is a varied hike, passing a spring, some well preserved pictographs and a late 19th century cowboy camp complete with many original artifacts, all located in alcoves below the overhanging cliffs of a low mesa. The path later climbs to the top via a pair of wooden ladders and crosses a minor summit that affords an uninterrupted, 360 degree panorama of the Needles District
, before returning via a short ravine.
Both the pictographs and the camp are here because of the spring, a small but semi-permanent water source. The rock art is from the Fremont Culture, around 1000 AD, while the camp is believed to have been established in 1890s in the early days of the Indian Creek Cattle Company, which is still in operation though their lands are now owned by the Nature Conservancy. The camp was used until the 1960s, up to the creation of the national park.
The Cave Spring Trail is overlooked by many Needles visitors, since it is not signposted from the main road, reached instead via a (paved) side road, which amongst other places accesses the ranger residential area, and then a one mile gravel track. Another, gated track forks south just before the trailhead, following Salt Creek for several miles; a permit is required for entry.
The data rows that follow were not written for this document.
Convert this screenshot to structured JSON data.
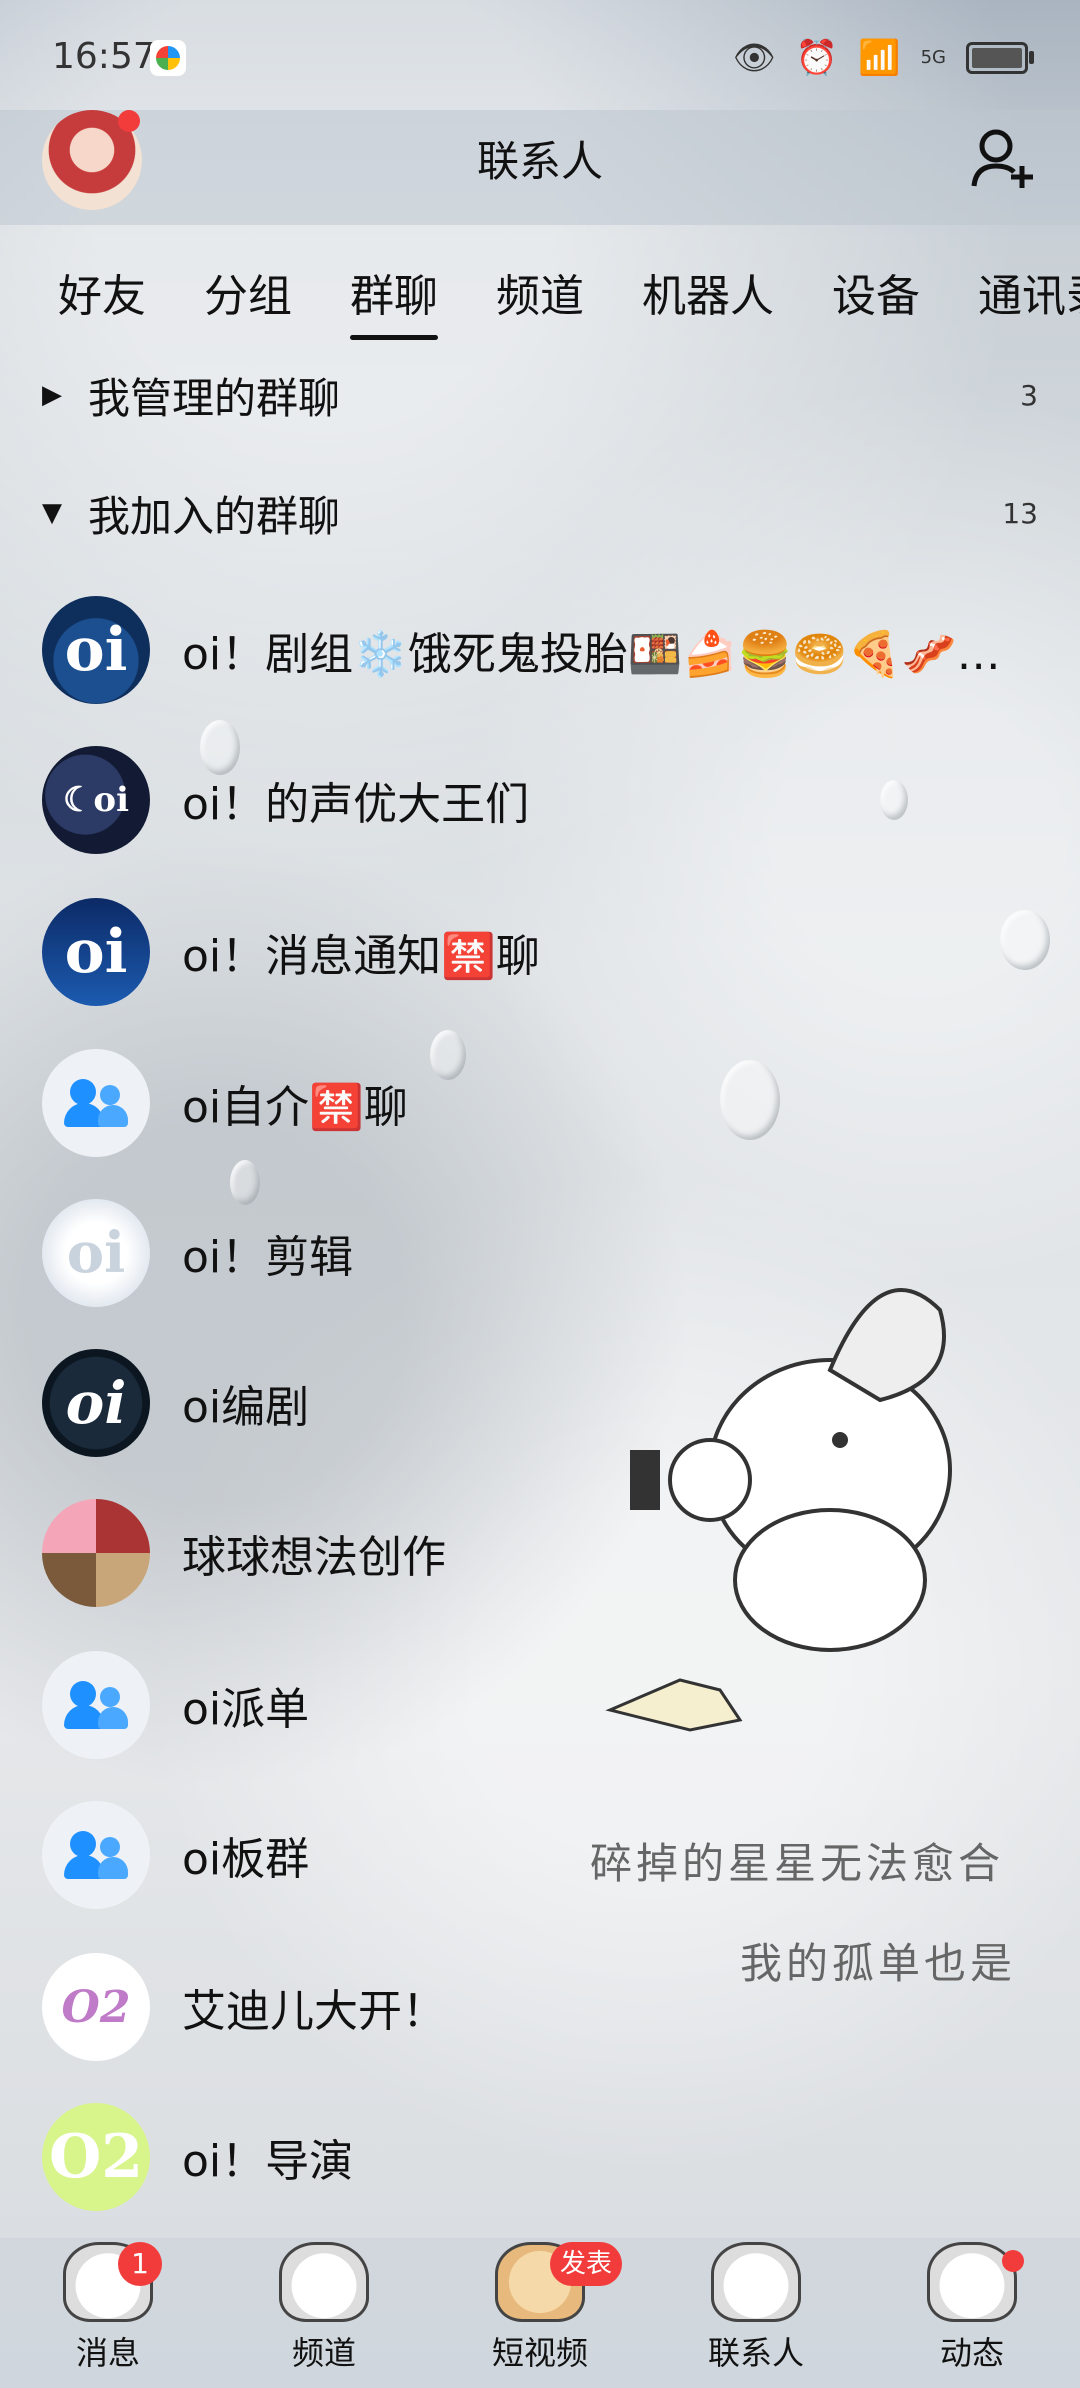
{
  "status_bar": {
    "time": "16:57",
    "network": "5G"
  },
  "header": {
    "title": "联系人"
  },
  "tabs": [
    "好友",
    "分组",
    "群聊",
    "频道",
    "机器人",
    "设备",
    "通讯录"
  ],
  "sections": {
    "managed": {
      "label": "我管理的群聊",
      "count": "3"
    },
    "joined": {
      "label": "我加入的群聊",
      "count": "13"
    }
  },
  "groups": [
    {
      "name": "oi！剧组❄️饿死鬼投胎🍱🍰🍔🥯🍕🥓…",
      "avatar": "oi"
    },
    {
      "name": "oi！的声优大王们",
      "avatar": "oi"
    },
    {
      "name": "oi！消息通知🈲聊",
      "avatar": "oi"
    },
    {
      "name": "oi自介🈲聊",
      "avatar": "default"
    },
    {
      "name": "oi！剪辑",
      "avatar": "oi"
    },
    {
      "name": "oi编剧",
      "avatar": "oi"
    },
    {
      "name": "球球想法创作",
      "avatar": "collage"
    },
    {
      "name": "oi派单",
      "avatar": "default"
    },
    {
      "name": "oi板群",
      "avatar": "default"
    },
    {
      "name": "艾迪儿大开！",
      "avatar": "O2"
    },
    {
      "name": "oi！导演",
      "avatar": "O2"
    }
  ],
  "wallpaper_text": [
    "碎掉的星星无法愈合",
    "我的孤单也是"
  ],
  "bottom_nav": [
    {
      "label": "消息",
      "badge": "1"
    },
    {
      "label": "频道"
    },
    {
      "label": "短视频",
      "badge": "发表"
    },
    {
      "label": "联系人"
    },
    {
      "label": "动态",
      "dot": true
    }
  ],
  "colors": {
    "accent_red": "#f23c3c",
    "group_icon_blue": "#1e90ff"
  }
}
The 0.6 mile loop is generally easy and is marked by notices describing the history of this location, and also identifying some of the plants, which include skunkbush, rabbitbrush, four-wing saltbush, sagebrush, gambel oak and hackberry, most of which look rather similar when not in flower. Clockwise is the suggested direction, and the trail first passes the cowboy camp, situated in a big, southeast-facing alcove, containing various wood, metal and leather relics, loosely protected by a low fence. Just beyond, round a corner, is an old wooden chest, followed by the spring, in another alcove, the walls of which are adorned with a small number of red pictographs and around 40 handprints, in red, orange and gold, well-preserved on account of the overhanging rocks, never being subjected to sun or rainfall. The path then ascends a two-stage cliff via one long and one short ladder, and crosses white/red slickrock on top of the mesa, the route marked by cairns. It turns briefly north then back south, descending into a ravine, later running along an extended overhang and through a patch of bushes, back to the parking area.